    The conference produced a “Message from Liège”, in which European conservation leaders list a range of priorities and recommendations to:

  • Conserve ecosystem services
  • Address the biodiversity impacts of climate change
  • Integrate biodiversity into other sectors of society
  • A new target was suggested to “halt any further loss of species and habitats” and, by 2025, “restore degraded areas with an emphasis on links between biodiversity, ecosystem services, climate change and human well-being”.

    Opening ceremony of the 5th Intergovernmental Conference on “Biodiversity in Europe” (from the official website)

    Opening ceremony of the 5th Intergovernmental Conference on “Biodiversity in Europe” (from the official website)

    The official conference website provides a wealth of links and information in the form of background reports and documents provided to participants. In fact, the selection on offer would warrant a proper analysis in itself. Meanwhile, take your pick!
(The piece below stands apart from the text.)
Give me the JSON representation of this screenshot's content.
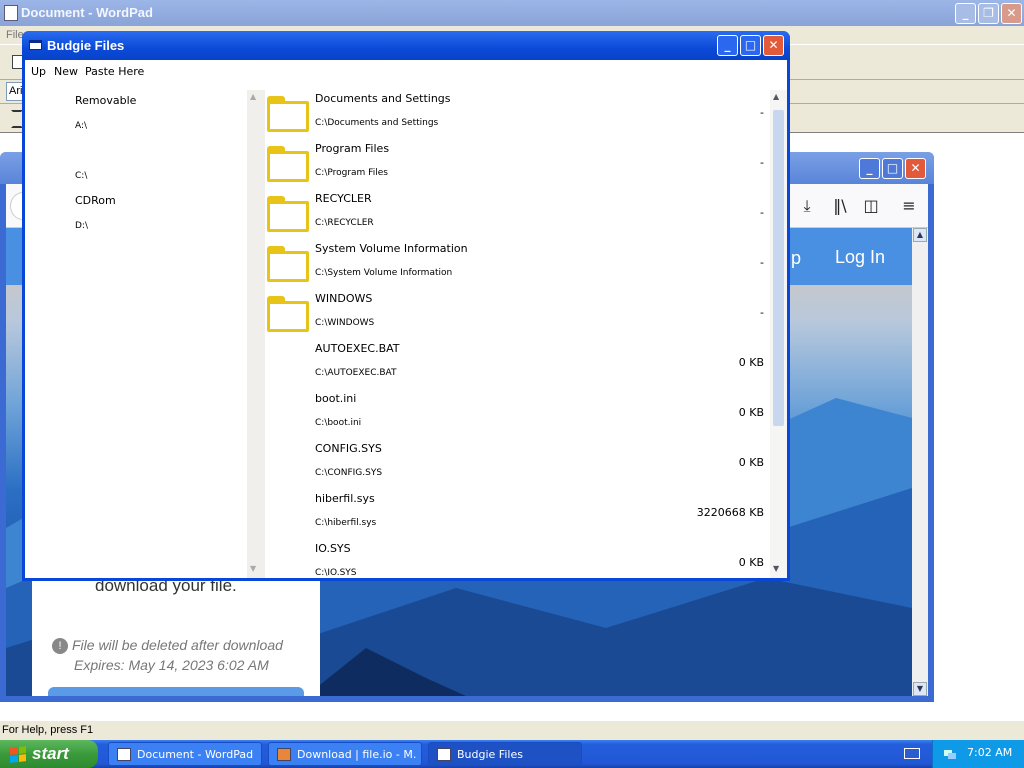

    TEEB at centre stage

    Many reports were based on the work of the TEEB project. TEEB stands for The Economics of Ecosystems and Biodiversity. It aims to draw attention to the global economic benefits of biodiversity and the costs of biodiversity loss and ecosystem degradation, using similar approach as in the Stern report for climate change.

    The TEEB interim report, published in May 2008, was summarized for workshop participants. It’s policy recommendations include expanding the polluter-pay principle to biodiversity loss and ecosystem service degradation (e.g. through the on-site or off-site compensation or offsetting of unavoidable impacts) and to create new markets for biodiversity and ecosystem services (e.g conservation or habitat banks) (see Chapter 4).

    Both instruments require a common currency for offsetting biodiversity and ecosystem services. This requires operational as well as ecologically valid and socially acceptable methods for assessing ecological equivalence. Developing these methods is currently one of the main bottlenecks to the spread of biodiversity offsets.